**What the task requires:** Would you return every line of the listing below that has "蹉跎了谁的年华" in it?

**Excerpted records:**
----

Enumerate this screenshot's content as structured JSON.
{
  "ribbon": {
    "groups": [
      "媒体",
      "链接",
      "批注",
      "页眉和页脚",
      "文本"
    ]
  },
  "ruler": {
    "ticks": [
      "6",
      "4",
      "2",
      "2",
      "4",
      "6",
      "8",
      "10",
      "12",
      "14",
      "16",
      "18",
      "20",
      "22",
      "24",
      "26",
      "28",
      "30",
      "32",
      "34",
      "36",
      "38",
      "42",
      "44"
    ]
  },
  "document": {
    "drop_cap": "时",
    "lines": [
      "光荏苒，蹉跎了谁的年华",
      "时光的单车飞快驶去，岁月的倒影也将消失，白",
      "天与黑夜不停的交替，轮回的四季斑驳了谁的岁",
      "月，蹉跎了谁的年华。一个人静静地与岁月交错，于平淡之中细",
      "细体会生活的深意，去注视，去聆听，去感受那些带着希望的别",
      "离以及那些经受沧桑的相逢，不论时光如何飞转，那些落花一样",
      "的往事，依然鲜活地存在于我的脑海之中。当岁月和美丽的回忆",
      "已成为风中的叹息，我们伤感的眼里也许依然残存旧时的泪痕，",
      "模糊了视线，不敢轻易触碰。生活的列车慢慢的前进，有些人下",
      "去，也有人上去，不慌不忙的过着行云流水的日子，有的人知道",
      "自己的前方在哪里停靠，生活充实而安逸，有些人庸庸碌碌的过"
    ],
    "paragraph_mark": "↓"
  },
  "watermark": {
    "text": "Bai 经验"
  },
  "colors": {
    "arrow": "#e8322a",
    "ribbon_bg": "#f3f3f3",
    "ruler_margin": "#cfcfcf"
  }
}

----

**Task response:**
      "光荏苒，蹉跎了谁的年华",
      "月，蹉跎了谁的年华。一个人静静地与岁月交错，于平淡之中细",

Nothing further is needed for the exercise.